The Island of Resources, in the middle of Victoria Harbour, is envisaged as a place of immediate supply in case of emergency. Stocked with commodities and “goods of all kinds”, it stands ready to provide food and medicine for people traumatised by natural disaster, such as an earthquake or tsunami.
The Island of Surplus addresses the problem of Hong Kong’s waste mountain. In this scenario, trash is collected and recycled for useful purpose. Portefaix said: “Metal, plastic and paper are constantly relocated to the top of the island through the use of a single rotating crane. Trapping humidity and dirt, this new sediment quickly becomes a fertile terrain for various species of moss and plants, thereby proposing a new ecology of hope and life in a once heavily polluted territory.”
Olivier Ottevaere and Elsa Caetano, of Hong Kong-based architecture partnership Double (O) Studio, revised their award-winning House Me Tender (named best residential project in the Architectural Review/MIPIM Future Projects Awards 2015) for the exhibit “New Orders”. The idea is to expand on the use of precast concrete to build high-rises in Hong Kong by presenting a self-supporting structure made of precast volumes of different sizes and function.
Its design allows for flexibility of layout – units of varying sizes and shapes all within one building’s footprint – providing, Ottevaere said, “a more agile space” that goes further to meet the diverse needs and housing budgets of the urban population. It also challenges the typical podium tower model of high-rise architecture in Hong Kong and, he argues, treads more lightly on the environment because “you don’t need to raze a mountain in order to build this structure”.
Such a construction method was already possible, Ottevaere said. Plans for a nine-storey prototype have been developed with experts in the precast field; he just needs a developer willing to give it a go.
The Oval Partnership also presents an existing model – Wan Chai’s Star Street precinct – as an ideal way forward. The partnership has been heavily involved in the revitalisation of old Wan Chai – a public-private venture initiated by Swire Properties – to realise its vision for an outdoor recreational space used by the community as an “urban living room”.
As flats get smaller, says the Oval Partnerhip’s Peaker Chu Chi-wai, an inviting communal space where people can gather adds value to urban neighbourhoods.

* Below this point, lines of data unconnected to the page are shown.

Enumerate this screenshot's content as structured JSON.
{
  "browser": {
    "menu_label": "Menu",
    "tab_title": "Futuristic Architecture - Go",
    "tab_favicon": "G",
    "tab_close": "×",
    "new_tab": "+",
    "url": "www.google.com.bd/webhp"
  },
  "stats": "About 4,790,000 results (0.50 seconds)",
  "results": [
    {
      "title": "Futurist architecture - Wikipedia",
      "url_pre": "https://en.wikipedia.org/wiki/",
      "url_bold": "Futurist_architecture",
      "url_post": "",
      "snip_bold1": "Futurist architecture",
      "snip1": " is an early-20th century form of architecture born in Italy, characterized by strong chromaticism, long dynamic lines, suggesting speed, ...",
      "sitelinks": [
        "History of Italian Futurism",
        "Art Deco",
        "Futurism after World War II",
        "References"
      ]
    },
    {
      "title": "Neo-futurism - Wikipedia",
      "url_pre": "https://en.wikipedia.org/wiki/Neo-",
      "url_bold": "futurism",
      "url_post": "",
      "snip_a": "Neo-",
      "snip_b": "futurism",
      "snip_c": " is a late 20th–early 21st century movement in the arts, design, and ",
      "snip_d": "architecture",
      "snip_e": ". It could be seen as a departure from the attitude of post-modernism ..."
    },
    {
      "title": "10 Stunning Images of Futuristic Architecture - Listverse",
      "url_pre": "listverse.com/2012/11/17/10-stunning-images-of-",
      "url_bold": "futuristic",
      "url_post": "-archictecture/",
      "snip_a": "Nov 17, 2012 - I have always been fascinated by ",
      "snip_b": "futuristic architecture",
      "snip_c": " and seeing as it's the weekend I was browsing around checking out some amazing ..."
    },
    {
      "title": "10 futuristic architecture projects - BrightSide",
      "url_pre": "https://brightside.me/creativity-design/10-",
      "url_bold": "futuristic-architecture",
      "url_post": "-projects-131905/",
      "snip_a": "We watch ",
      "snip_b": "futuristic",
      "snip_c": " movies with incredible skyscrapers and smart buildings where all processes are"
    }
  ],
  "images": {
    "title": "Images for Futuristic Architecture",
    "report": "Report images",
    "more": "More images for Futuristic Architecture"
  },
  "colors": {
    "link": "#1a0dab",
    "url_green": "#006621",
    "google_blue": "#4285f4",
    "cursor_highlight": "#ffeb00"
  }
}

The project builds on the colourful history of Wan Chai by “adding more layers”, he said. Transforming Dominion Garden in Queen’s Road East from what was virtually a gated wasteland into an engaging open park is, Chu says, an example of creating local identity by retaining historical references while adopting new methodologies. The public has been given ample opportunity to contribute ideas throughout the process because, as Chu points out, “it’s their living room”.
The 2015 Bi-City Biennale of Urbanism\Architecture (Hong Kong), or UABB(HK), to give the event its full name, is organised by the Hong Kong Institute of Architects, its Biennale Foundation, the Hong Kong Institute of Planners and Hong Kong Designers Association, with government body Create Hong Kong the lead sponsor. The chief curator is Christine Hawley, professor of architectural studies at Britain’s Bartlett School of Architecture.

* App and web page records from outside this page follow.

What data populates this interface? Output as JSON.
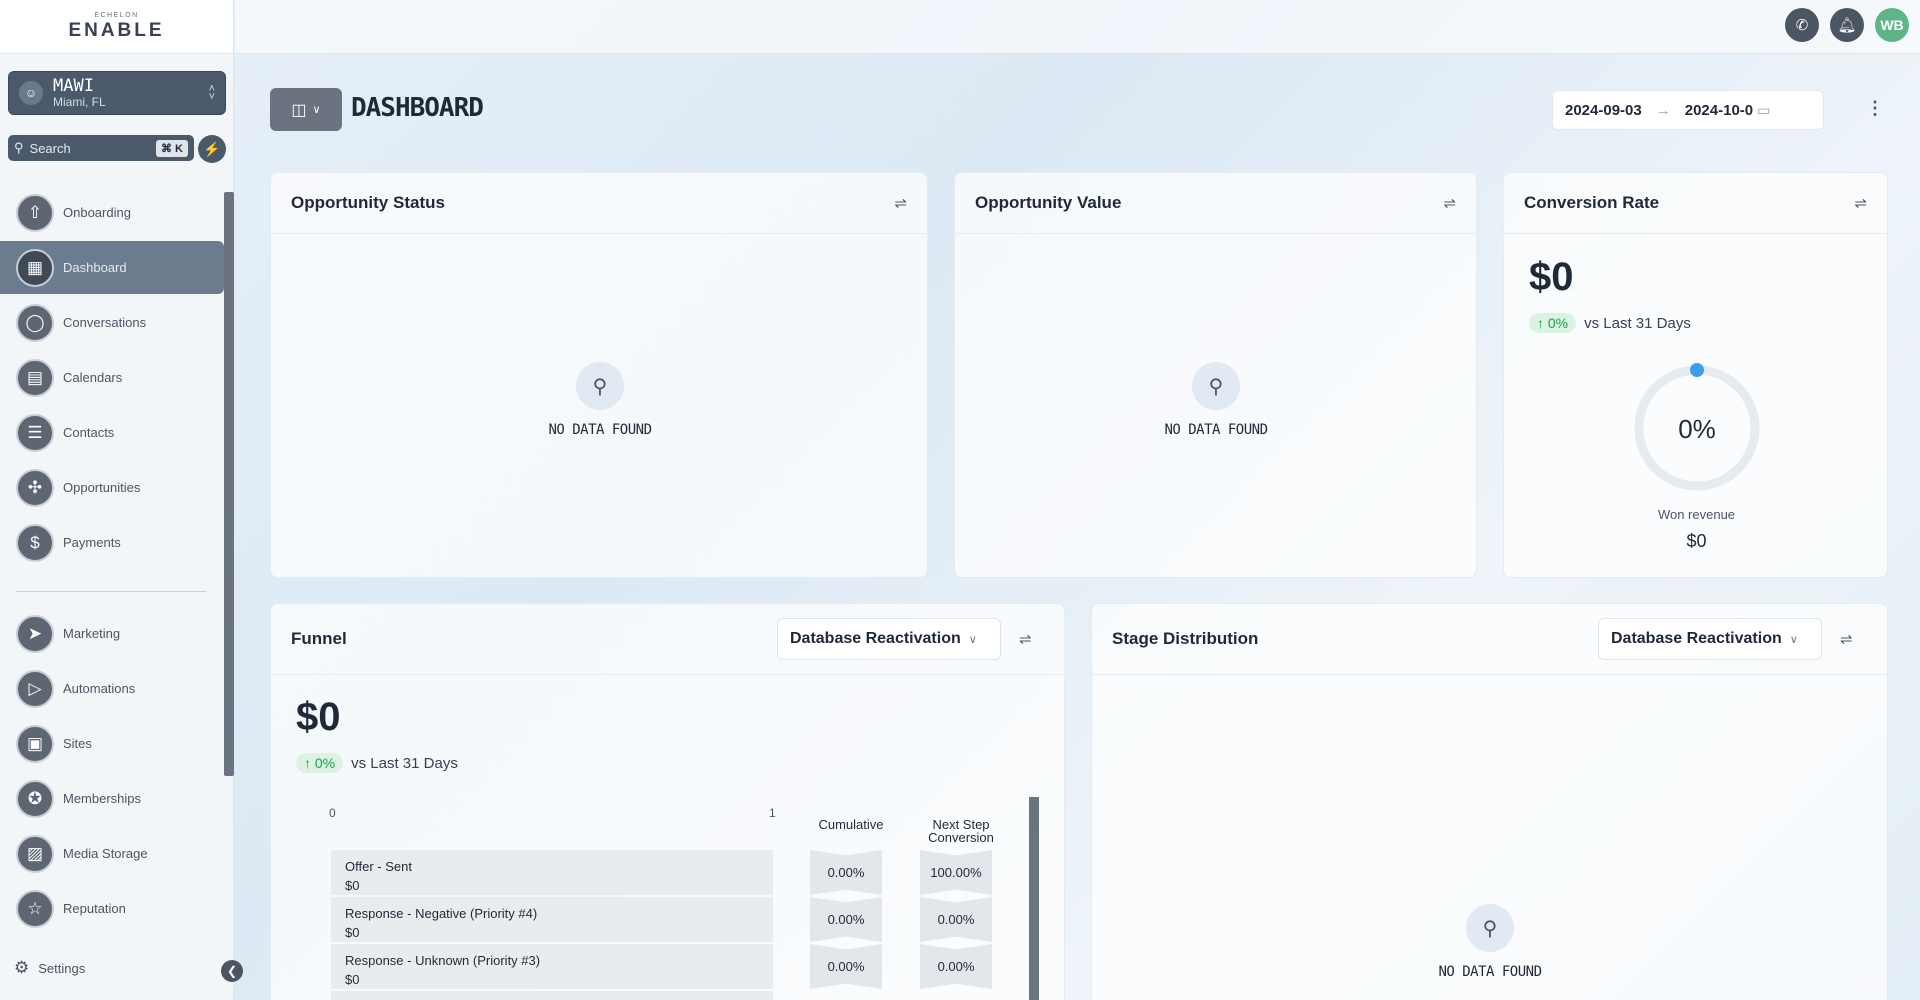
{
  "brand": {
    "small": "ECHELON",
    "main": "ENABLE"
  },
  "location": {
    "name": "MAWI",
    "city": "Miami, FL"
  },
  "search": {
    "placeholder": "Search",
    "shortcut": "⌘ K"
  },
  "nav": {
    "items": [
      {
        "label": "Onboarding",
        "icon": "rocket-icon"
      },
      {
        "label": "Dashboard",
        "icon": "dashboard-icon",
        "active": true
      },
      {
        "label": "Conversations",
        "icon": "chat-icon"
      },
      {
        "label": "Calendars",
        "icon": "calendar-icon"
      },
      {
        "label": "Contacts",
        "icon": "contacts-icon"
      },
      {
        "label": "Opportunities",
        "icon": "opportunities-icon"
      },
      {
        "label": "Payments",
        "icon": "payments-icon"
      },
      {
        "label": "Marketing",
        "icon": "send-icon"
      },
      {
        "label": "Automations",
        "icon": "play-icon"
      },
      {
        "label": "Sites",
        "icon": "sites-icon"
      },
      {
        "label": "Memberships",
        "icon": "badge-icon"
      },
      {
        "label": "Media Storage",
        "icon": "image-icon"
      },
      {
        "label": "Reputation",
        "icon": "star-icon"
      }
    ],
    "settings_label": "Settings"
  },
  "topbar": {
    "avatar_initials": "WB"
  },
  "header": {
    "title": "DASHBOARD",
    "date_start": "2024-09-03",
    "date_end": "2024-10-0"
  },
  "cards": {
    "opportunity_status": {
      "title": "Opportunity Status",
      "empty": "NO DATA FOUND"
    },
    "opportunity_value": {
      "title": "Opportunity Value",
      "empty": "NO DATA FOUND"
    },
    "conversion_rate": {
      "title": "Conversion Rate",
      "amount": "$0",
      "change": "↑ 0%",
      "comparison": "vs Last 31 Days",
      "gauge_value": "0%",
      "won_label": "Won revenue",
      "won_amount": "$0"
    },
    "funnel": {
      "title": "Funnel",
      "pipeline": "Database Reactivation",
      "amount": "$0",
      "change": "↑ 0%",
      "comparison": "vs Last 31 Days",
      "axis_min": "0",
      "axis_max": "1",
      "col_cumulative": "Cumulative",
      "col_next_step_1": "Next Step",
      "col_next_step_2": "Conversion",
      "rows": [
        {
          "stage": "Offer - Sent",
          "value": "$0",
          "cumulative": "0.00%",
          "next": "100.00%"
        },
        {
          "stage": "Response - Negative (Priority #4)",
          "value": "$0",
          "cumulative": "0.00%",
          "next": "0.00%"
        },
        {
          "stage": "Response - Unknown (Priority #3)",
          "value": "$0",
          "cumulative": "0.00%",
          "next": "0.00%"
        }
      ]
    },
    "stage_distribution": {
      "title": "Stage Distribution",
      "pipeline": "Database Reactivation",
      "empty": "NO DATA FOUND"
    }
  },
  "colors": {
    "accent": "#4b5563",
    "positive": "#16a34a",
    "gauge_dot": "#3b9ee8",
    "avatar": "#5fb587"
  }
}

Professor Bernard Lim Wan-fung, a director of the Biennale Foundation and chairman of the event’s steering committee, said it “is designed for a broad audience”.
“Hong Kong is a dynamic city that has evolved rapidly over the past 35 years,” he said. “This biennale encourages us to look ahead to 2050 and consider how we want, and need, our city to evolve over the next 35 years.”
The fifth edition of UABB(HK), with the theme “Visions 2050 – Lifestyle and the City”, takes place from December 11 to February 28 in Kowloon Park and at the Hong Kong Heritage Discovery Centre.